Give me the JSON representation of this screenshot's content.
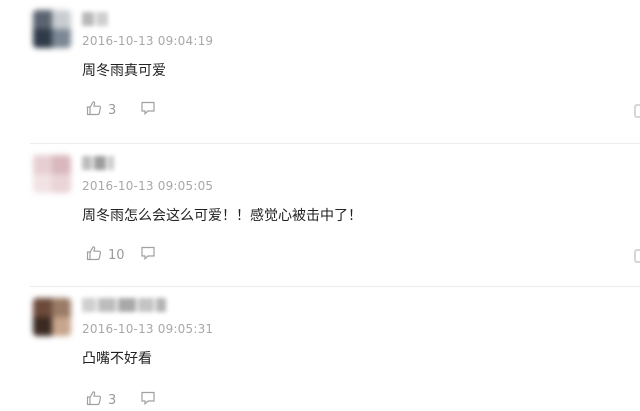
{
  "colors": {
    "text_primary": "#222222",
    "timestamp": "#a8a8a8",
    "icon": "#a0a0a0",
    "divider": "#ececec"
  },
  "comments": [
    {
      "username": "",
      "timestamp": "2016-10-13 09:04:19",
      "content": "周冬雨真可爱",
      "like_count": "3",
      "like_icon": "thumbs-up-icon",
      "reply_icon": "speech-bubble-icon"
    },
    {
      "username": "",
      "timestamp": "2016-10-13 09:05:05",
      "content": "周冬雨怎么会这么可爱！！感觉心被击中了！",
      "like_count": "10",
      "like_icon": "thumbs-up-icon",
      "reply_icon": "speech-bubble-icon"
    },
    {
      "username": "",
      "timestamp": "2016-10-13 09:05:31",
      "content": "凸嘴不好看",
      "like_count": "3",
      "like_icon": "thumbs-up-icon",
      "reply_icon": "speech-bubble-icon"
    }
  ]
}
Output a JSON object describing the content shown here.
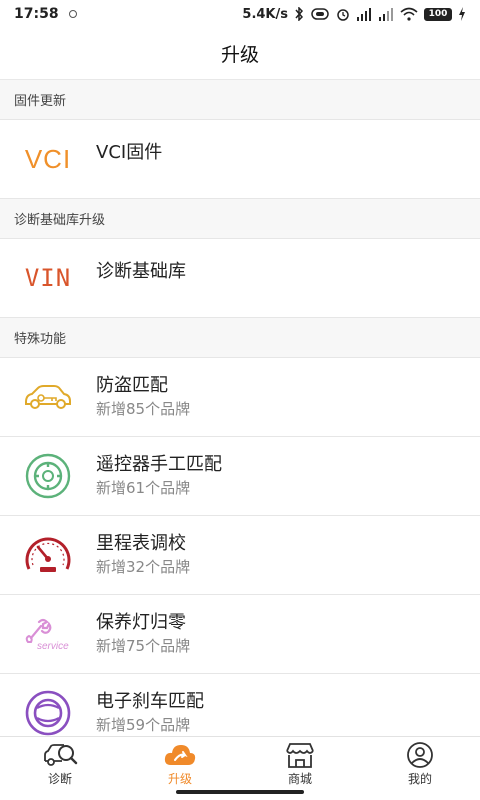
{
  "status_bar": {
    "time": "17:58",
    "network_speed": "5.4K/s",
    "battery": "100"
  },
  "header": {
    "title": "升级"
  },
  "sections": {
    "firmware": {
      "title": "固件更新",
      "item": {
        "icon_text": "VCI",
        "title": "VCI固件"
      }
    },
    "diagnosis": {
      "title": "诊断基础库升级",
      "item": {
        "icon_text": "VIN",
        "title": "诊断基础库"
      }
    },
    "special": {
      "title": "特殊功能",
      "items": [
        {
          "title": "防盗匹配",
          "sub": "新增85个品牌",
          "icon": "car-key-icon"
        },
        {
          "title": "遥控器手工匹配",
          "sub": "新增61个品牌",
          "icon": "remote-control-icon"
        },
        {
          "title": "里程表调校",
          "sub": "新增32个品牌",
          "icon": "odometer-icon"
        },
        {
          "title": "保养灯归零",
          "sub": "新增75个品牌",
          "icon": "service-wrench-icon",
          "icon_text": "service"
        },
        {
          "title": "电子刹车匹配",
          "sub": "新增59个品牌",
          "icon": "brake-icon"
        }
      ]
    }
  },
  "tabbar": {
    "items": [
      {
        "label": "诊断",
        "icon": "car-search-icon"
      },
      {
        "label": "升级",
        "icon": "cloud-upgrade-icon",
        "active": true
      },
      {
        "label": "商城",
        "icon": "shop-icon"
      },
      {
        "label": "我的",
        "icon": "user-icon"
      }
    ]
  },
  "colors": {
    "accent": "#f08a2a",
    "vin": "#d9552b",
    "car_key": "#e0a92a",
    "remote": "#5cb27a",
    "odometer": "#b3202a",
    "service": "#d98fd6",
    "brake": "#8a4fc0"
  }
}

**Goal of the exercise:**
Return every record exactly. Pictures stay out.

**Written reply:**
Give me the JSON representation of this screenshot's content.
{
  "colors": {
    "text_primary": "#222222",
    "timestamp": "#a8a8a8",
    "icon": "#a0a0a0",
    "divider": "#ececec"
  },
  "comments": [
    {
      "username": "",
      "timestamp": "2016-10-13 09:04:19",
      "content": "周冬雨真可爱",
      "like_count": "3",
      "like_icon": "thumbs-up-icon",
      "reply_icon": "speech-bubble-icon"
    },
    {
      "username": "",
      "timestamp": "2016-10-13 09:05:05",
      "content": "周冬雨怎么会这么可爱！！感觉心被击中了！",
      "like_count": "10",
      "like_icon": "thumbs-up-icon",
      "reply_icon": "speech-bubble-icon"
    },
    {
      "username": "",
      "timestamp": "2016-10-13 09:05:31",
      "content": "凸嘴不好看",
      "like_count": "3",
      "like_icon": "thumbs-up-icon",
      "reply_icon": "speech-bubble-icon"
    }
  ]
}
Output a JSON object describing the content shown here.
{
  "status_bar": {
    "time": "17:58",
    "network_speed": "5.4K/s",
    "battery": "100"
  },
  "header": {
    "title": "升级"
  },
  "sections": {
    "firmware": {
      "title": "固件更新",
      "item": {
        "icon_text": "VCI",
        "title": "VCI固件"
      }
    },
    "diagnosis": {
      "title": "诊断基础库升级",
      "item": {
        "icon_text": "VIN",
        "title": "诊断基础库"
      }
    },
    "special": {
      "title": "特殊功能",
      "items": [
        {
          "title": "防盗匹配",
          "sub": "新增85个品牌",
          "icon": "car-key-icon"
        },
        {
          "title": "遥控器手工匹配",
          "sub": "新增61个品牌",
          "icon": "remote-control-icon"
        },
        {
          "title": "里程表调校",
          "sub": "新增32个品牌",
          "icon": "odometer-icon"
        },
        {
          "title": "保养灯归零",
          "sub": "新增75个品牌",
          "icon": "service-wrench-icon",
          "icon_text": "service"
        },
        {
          "title": "电子刹车匹配",
          "sub": "新增59个品牌",
          "icon": "brake-icon"
        }
      ]
    }
  },
  "tabbar": {
    "items": [
      {
        "label": "诊断",
        "icon": "car-search-icon"
      },
      {
        "label": "升级",
        "icon": "cloud-upgrade-icon",
        "active": true
      },
      {
        "label": "商城",
        "icon": "shop-icon"
      },
      {
        "label": "我的",
        "icon": "user-icon"
      }
    ]
  },
  "colors": {
    "accent": "#f08a2a",
    "vin": "#d9552b",
    "car_key": "#e0a92a",
    "remote": "#5cb27a",
    "odometer": "#b3202a",
    "service": "#d98fd6",
    "brake": "#8a4fc0"
  }
}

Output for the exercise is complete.